REQUIRED WORK: Lines with "title" in them are to be located in the listing below and copied.

AVAILABLE DATA:
▬▬▬
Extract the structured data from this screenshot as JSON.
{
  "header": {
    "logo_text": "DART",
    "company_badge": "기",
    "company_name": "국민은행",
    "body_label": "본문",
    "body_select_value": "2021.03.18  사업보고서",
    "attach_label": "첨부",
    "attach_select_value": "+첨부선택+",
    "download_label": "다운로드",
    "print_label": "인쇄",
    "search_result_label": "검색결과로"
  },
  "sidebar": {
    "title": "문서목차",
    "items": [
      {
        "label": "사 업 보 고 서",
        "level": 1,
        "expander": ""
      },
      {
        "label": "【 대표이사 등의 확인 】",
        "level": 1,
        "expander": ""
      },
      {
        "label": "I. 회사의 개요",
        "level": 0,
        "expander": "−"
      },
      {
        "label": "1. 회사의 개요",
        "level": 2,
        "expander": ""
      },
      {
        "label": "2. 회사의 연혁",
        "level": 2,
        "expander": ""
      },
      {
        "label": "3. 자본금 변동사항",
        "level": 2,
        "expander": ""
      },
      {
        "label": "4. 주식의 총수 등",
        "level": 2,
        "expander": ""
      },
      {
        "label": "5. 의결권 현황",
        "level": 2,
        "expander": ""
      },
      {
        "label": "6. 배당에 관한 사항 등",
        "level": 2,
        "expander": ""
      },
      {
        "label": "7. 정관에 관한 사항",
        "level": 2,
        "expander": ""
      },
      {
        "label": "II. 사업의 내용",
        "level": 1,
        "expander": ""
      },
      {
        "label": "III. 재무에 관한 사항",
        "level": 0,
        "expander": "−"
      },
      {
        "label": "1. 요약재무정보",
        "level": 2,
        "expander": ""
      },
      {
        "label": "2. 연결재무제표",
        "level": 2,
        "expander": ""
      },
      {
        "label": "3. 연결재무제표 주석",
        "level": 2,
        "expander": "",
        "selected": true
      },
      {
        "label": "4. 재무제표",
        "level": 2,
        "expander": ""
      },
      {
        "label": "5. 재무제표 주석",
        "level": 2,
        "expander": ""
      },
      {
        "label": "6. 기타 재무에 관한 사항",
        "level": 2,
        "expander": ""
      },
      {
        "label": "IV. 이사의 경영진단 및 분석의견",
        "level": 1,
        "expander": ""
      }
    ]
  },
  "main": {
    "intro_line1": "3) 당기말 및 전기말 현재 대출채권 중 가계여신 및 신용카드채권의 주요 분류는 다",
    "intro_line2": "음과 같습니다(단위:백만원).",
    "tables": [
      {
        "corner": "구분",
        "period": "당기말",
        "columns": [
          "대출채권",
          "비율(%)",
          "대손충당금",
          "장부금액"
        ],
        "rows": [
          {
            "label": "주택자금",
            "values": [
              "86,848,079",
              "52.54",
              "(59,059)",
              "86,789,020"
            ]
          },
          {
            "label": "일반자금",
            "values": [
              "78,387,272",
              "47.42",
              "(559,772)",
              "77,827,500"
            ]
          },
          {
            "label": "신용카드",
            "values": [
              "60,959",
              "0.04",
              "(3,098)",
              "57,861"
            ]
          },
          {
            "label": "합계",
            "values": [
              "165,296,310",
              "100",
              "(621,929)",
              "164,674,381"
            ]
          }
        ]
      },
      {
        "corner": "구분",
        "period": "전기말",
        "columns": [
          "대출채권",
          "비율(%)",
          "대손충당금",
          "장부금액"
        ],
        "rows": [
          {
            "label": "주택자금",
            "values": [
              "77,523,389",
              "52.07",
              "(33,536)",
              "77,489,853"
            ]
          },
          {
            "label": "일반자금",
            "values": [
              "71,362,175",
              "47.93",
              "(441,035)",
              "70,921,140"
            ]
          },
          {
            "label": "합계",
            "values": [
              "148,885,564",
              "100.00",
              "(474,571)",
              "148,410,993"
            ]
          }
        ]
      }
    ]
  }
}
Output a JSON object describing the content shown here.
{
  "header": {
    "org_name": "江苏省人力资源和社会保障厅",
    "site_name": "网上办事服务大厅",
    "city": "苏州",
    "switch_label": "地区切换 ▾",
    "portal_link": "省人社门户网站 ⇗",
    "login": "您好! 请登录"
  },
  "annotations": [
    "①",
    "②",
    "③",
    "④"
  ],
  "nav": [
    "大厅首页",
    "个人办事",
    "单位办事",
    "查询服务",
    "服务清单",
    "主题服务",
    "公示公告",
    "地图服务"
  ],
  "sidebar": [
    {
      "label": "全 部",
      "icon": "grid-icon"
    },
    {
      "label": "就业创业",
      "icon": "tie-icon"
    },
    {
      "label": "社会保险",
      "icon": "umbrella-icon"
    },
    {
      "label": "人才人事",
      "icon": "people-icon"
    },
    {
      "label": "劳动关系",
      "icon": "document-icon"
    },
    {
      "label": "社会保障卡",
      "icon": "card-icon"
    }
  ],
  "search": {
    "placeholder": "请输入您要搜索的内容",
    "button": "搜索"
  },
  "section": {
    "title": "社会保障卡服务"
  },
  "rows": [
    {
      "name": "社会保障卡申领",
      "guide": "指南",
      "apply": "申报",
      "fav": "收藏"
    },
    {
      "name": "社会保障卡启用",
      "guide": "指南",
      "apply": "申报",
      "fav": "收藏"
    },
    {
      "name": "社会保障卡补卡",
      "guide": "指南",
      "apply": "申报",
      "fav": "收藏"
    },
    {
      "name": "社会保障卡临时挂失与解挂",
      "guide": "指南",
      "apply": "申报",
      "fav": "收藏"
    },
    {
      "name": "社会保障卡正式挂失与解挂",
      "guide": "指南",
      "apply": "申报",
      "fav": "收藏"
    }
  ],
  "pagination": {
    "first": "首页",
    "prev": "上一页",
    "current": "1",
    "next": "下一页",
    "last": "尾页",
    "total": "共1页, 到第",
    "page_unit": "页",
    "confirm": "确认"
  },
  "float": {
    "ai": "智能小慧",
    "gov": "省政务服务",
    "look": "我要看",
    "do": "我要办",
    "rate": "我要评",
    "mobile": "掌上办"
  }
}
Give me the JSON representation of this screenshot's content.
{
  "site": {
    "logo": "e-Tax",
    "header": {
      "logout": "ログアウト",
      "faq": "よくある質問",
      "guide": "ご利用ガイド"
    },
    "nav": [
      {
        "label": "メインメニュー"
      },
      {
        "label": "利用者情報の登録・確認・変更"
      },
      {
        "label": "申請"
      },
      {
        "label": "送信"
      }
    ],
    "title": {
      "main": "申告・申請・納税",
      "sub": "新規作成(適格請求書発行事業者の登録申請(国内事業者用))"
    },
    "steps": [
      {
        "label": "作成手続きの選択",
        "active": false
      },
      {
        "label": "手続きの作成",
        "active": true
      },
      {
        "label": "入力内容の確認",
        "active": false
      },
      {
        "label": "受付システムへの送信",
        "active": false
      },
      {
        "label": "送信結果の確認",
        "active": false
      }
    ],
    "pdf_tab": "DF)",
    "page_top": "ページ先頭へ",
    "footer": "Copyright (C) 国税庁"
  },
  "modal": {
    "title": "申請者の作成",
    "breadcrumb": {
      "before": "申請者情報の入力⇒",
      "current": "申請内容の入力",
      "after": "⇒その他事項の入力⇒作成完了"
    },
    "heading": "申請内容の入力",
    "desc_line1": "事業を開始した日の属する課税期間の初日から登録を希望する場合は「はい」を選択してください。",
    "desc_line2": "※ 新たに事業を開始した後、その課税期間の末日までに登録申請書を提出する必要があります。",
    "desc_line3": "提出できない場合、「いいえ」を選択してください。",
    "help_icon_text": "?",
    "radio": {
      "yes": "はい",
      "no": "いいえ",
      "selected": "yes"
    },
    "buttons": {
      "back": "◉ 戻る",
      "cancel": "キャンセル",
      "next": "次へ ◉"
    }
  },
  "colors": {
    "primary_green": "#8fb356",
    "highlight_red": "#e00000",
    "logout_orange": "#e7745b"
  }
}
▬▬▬
WRITTEN SOLUTION:
    "title": "문서목차",
    "title": "社会保障卡服务"
    "title": {
    "title": "申請者の作成",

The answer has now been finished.